the popular vote seems to go to valentine of rome, of whom either more is known, or more has been fabricated — take your pick. the story goes that valentine was persecuted as an early christian and personally interrogated by emperor claudius ii. claudius was impressed by valentine, and tried to get him to convert to roman polytheism. when valentine didn’t and, instead, tried to get claudius to convert to christianity, he was sentenced to death. while imprisoned, he cured the blindness of his jailer’s daughter. an embellishment to the story by American Greetings has valentine sending the very first valentine to either his lost, secret love, or the jailer’s daughter, or both (i.e. the jailer’s daughter is his lost, secret love), signed “from your Valentine.”
but besides the contemporary fabrication, there is no relationship between valentine and romance until geoffrey chaucer in 1382 in a poem he wrote honoring the first anniversary of the engagement of king richard ii to anne of bohemia. the verse in question goes:
For this was Saint Valentine’s Day,
when every bird cometh there to choose his mate.
the poem is set in a fictional context of a long history of valentine’s day commemorating romantic love, but, in reality, no such context exists. in addition, while it is largely assumed that chaucer was referring to the valentine’s day on february 14, mid-february is not the most apt time to find mating birds, and it has been pointed out that chaucer might actually have been referring to the saint valentine’s feast day that occurred according to a different liturgical calendar, such as May 2nd, the feast day for Valentine of Genoa.
nevertheless, during the middle ages and the renaissance, this idea of valentine’s day being about love and romance proliferated like bunnies, and the earliest-surviving valentine is from the fifteenth century from charles, duke of orleans, to his wife. in the late 1700s, the practice of sending a valentine to your loved one became mainstream, with the conversion from traditionally hand-made valentines to mass-produced, commercially purchased valentines becoming the norm around the 19th century.

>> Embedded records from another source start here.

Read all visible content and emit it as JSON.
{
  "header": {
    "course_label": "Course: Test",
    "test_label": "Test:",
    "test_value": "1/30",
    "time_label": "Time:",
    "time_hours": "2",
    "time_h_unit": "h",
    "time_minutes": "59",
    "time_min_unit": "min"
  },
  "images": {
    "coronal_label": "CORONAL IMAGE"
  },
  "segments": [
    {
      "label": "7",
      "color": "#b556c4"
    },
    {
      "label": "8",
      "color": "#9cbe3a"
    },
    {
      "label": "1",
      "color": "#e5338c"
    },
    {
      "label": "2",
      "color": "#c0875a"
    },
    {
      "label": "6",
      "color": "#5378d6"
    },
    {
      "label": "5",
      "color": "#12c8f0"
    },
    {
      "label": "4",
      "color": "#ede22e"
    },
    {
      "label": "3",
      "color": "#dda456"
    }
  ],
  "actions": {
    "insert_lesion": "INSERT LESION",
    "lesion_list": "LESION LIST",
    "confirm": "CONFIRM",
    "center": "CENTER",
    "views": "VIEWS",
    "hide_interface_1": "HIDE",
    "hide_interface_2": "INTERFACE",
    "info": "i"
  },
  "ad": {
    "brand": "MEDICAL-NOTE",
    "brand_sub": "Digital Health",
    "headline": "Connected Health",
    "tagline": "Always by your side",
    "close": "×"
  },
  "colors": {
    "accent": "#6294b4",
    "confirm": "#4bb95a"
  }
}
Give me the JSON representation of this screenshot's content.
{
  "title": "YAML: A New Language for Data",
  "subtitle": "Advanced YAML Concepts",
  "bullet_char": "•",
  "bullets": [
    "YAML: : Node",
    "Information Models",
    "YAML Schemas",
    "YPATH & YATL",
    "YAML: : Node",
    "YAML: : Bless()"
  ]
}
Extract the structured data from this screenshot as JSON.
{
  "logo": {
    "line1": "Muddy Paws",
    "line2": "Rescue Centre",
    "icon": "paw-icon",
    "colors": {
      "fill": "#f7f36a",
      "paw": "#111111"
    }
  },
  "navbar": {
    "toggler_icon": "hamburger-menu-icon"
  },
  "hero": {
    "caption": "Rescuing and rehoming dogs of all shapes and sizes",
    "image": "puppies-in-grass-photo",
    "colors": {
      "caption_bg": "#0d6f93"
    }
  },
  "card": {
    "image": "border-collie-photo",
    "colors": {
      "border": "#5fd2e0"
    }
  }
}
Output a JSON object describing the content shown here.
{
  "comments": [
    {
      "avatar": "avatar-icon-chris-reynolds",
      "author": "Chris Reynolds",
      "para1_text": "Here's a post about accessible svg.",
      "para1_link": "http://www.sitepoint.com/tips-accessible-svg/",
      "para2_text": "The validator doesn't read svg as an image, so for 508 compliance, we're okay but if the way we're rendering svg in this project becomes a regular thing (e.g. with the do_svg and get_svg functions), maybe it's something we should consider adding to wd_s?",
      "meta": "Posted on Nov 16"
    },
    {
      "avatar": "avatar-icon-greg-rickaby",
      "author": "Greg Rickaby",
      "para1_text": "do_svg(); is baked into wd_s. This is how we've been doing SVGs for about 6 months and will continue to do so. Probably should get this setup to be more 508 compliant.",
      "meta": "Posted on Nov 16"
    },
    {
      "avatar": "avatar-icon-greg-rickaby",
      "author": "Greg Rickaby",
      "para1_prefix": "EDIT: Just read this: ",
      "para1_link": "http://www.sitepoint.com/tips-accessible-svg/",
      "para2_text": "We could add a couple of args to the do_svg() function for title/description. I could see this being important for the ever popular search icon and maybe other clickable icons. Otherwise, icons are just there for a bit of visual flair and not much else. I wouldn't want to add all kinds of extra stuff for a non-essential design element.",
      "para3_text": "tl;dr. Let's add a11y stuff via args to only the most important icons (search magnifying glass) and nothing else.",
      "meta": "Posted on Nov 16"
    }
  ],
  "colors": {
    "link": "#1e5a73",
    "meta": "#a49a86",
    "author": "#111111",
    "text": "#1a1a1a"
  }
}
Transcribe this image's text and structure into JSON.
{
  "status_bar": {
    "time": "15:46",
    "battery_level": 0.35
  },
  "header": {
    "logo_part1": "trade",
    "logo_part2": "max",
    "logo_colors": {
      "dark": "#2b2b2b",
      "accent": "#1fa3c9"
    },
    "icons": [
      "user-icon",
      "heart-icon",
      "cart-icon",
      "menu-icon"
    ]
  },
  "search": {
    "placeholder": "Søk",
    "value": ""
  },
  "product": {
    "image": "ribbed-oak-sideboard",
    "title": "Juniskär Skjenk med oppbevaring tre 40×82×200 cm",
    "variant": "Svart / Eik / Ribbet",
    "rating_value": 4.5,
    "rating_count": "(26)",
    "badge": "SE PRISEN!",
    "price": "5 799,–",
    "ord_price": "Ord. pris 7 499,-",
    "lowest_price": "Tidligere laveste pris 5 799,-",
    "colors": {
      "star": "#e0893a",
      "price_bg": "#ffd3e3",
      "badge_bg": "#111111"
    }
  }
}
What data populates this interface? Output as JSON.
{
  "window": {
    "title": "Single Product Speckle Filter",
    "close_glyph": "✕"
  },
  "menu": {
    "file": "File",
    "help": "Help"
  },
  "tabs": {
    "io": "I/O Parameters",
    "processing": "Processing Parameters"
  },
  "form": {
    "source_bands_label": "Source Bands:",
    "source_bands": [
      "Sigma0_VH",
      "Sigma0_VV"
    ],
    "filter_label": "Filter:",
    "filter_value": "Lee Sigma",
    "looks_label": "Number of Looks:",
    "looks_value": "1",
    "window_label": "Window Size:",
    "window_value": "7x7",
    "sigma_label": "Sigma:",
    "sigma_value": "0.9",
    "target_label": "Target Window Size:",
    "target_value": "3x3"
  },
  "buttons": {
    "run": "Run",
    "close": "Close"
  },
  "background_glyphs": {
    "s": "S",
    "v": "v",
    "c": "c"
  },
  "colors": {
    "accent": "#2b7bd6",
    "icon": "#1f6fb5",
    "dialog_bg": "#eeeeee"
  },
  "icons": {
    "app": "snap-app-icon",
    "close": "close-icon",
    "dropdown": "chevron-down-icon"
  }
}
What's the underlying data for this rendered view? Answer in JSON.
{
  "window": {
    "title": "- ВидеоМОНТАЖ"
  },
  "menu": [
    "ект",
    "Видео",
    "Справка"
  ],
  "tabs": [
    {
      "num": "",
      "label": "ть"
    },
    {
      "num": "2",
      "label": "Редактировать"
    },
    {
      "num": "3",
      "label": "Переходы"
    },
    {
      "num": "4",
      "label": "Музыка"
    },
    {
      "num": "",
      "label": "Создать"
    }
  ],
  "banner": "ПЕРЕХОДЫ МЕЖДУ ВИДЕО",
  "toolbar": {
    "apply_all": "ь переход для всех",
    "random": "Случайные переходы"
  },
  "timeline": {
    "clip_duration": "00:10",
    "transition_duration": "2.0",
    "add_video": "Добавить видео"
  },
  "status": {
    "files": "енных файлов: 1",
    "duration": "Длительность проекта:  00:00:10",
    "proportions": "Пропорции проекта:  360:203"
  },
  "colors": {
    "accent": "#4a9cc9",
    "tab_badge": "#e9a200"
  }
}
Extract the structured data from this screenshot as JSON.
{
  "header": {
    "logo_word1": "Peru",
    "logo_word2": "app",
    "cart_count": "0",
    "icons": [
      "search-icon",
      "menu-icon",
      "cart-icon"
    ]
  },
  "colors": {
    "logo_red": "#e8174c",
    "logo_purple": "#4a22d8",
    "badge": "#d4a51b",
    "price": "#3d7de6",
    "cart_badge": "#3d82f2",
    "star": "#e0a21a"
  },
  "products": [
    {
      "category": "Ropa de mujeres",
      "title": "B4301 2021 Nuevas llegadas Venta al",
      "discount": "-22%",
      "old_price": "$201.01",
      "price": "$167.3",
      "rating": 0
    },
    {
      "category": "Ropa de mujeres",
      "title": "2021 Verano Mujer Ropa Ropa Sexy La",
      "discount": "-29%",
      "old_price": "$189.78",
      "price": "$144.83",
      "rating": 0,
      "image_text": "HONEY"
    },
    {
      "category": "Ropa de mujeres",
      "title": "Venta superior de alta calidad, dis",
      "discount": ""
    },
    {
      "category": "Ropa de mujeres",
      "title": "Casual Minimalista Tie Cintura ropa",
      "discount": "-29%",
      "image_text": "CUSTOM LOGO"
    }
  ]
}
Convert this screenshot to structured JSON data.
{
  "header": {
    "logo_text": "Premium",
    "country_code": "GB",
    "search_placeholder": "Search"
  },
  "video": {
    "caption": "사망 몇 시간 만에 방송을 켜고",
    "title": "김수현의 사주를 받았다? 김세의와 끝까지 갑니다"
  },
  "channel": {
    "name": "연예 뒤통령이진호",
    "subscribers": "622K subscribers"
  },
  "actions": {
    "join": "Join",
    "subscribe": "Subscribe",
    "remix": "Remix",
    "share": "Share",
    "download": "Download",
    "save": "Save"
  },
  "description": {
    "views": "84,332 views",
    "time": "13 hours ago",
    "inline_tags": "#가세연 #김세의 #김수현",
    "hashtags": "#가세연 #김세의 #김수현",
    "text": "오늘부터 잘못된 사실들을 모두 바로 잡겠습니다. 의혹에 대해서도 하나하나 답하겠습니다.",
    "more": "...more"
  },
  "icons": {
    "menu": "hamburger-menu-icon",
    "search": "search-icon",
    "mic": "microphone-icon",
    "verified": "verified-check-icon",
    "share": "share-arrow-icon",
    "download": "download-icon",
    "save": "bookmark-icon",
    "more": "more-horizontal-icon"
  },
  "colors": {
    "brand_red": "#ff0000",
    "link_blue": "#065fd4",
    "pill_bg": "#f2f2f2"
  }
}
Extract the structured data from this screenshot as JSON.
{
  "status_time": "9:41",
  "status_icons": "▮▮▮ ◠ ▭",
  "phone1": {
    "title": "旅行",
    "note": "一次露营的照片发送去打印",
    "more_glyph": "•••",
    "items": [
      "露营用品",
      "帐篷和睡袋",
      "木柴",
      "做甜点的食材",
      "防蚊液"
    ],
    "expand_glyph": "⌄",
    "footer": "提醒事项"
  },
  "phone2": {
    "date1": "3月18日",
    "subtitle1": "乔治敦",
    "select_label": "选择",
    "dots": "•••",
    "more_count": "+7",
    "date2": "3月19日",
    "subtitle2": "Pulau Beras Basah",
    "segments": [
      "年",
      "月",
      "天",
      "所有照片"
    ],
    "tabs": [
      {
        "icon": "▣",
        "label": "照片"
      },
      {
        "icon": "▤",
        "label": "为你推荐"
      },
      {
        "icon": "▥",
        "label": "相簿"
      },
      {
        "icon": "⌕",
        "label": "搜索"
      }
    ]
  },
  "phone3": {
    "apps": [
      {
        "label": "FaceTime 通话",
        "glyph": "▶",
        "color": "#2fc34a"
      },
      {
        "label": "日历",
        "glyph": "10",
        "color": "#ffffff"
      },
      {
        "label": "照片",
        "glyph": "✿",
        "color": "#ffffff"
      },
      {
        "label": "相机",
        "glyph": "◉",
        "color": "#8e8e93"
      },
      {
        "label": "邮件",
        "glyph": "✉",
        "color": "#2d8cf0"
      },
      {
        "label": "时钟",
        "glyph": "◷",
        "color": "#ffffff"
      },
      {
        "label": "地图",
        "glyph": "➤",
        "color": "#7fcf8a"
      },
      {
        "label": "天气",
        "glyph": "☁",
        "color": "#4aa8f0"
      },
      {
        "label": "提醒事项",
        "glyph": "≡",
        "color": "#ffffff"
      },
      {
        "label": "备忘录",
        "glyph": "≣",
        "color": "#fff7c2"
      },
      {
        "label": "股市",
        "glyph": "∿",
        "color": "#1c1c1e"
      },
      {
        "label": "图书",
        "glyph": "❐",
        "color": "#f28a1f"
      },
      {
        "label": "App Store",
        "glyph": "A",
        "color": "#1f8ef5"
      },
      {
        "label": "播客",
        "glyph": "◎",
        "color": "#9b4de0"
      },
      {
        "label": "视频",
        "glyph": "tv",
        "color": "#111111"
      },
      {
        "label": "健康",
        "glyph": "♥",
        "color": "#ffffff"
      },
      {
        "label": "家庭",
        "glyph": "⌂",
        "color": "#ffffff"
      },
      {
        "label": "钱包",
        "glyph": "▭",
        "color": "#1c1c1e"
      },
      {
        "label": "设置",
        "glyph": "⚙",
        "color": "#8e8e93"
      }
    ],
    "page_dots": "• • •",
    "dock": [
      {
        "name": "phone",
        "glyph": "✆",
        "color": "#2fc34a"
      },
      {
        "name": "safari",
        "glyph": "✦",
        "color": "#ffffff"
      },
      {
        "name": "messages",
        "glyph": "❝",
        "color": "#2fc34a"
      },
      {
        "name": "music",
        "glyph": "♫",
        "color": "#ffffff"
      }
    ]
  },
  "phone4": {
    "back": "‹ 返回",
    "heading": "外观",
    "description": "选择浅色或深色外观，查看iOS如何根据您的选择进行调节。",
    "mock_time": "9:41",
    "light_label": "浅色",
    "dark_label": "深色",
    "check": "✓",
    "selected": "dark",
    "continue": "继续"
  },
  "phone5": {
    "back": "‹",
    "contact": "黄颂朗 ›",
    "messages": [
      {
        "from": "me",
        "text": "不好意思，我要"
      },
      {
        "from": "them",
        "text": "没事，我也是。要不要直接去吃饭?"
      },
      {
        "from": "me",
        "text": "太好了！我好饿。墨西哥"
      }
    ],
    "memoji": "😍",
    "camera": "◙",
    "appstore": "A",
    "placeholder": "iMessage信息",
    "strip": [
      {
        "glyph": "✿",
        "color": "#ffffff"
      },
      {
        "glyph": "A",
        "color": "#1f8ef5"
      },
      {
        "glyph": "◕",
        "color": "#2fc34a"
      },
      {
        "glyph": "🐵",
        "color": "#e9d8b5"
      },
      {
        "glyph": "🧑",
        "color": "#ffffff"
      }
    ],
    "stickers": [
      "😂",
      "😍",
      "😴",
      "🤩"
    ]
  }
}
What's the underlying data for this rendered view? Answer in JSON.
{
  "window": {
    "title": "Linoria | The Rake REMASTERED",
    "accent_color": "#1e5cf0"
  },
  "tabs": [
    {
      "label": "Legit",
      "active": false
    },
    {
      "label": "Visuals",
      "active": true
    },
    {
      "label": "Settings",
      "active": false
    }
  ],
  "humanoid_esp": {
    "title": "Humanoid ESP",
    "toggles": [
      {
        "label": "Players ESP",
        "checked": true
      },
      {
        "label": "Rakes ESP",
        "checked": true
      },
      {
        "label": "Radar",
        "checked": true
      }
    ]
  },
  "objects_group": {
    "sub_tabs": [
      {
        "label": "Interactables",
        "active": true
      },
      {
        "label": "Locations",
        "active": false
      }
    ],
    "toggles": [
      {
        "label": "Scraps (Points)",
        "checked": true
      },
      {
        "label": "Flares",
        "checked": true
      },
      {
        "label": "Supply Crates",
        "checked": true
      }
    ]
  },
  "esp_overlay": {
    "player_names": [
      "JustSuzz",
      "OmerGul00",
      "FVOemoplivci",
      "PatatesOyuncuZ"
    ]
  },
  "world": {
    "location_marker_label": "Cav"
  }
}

the point of this history lesson is this: anyone who thinks that valentine’s day is just a Hallmark holiday is wrong. it’s not just a Hallmark holiday. it is THE Hallmark holiday, the great-granddaddy of Hallmark holidays. it was a Hallmark holiday before there were Hallmark holidays, before there even was a Hallmark to mark holidays with the popular purchase of mass-produced greeting cards. so, thus, let us not disdain and reduce valentine’s day to a meaningless tradition; instead, let us embrace the tradition of valentine’s day, which is based — almost entirely — on misrepresentation, miscommunication, and fabrication, and has evolved into something that represents absolutely nothing even remotely close to what it was originally intended to commemorate fifteen hundred years ago.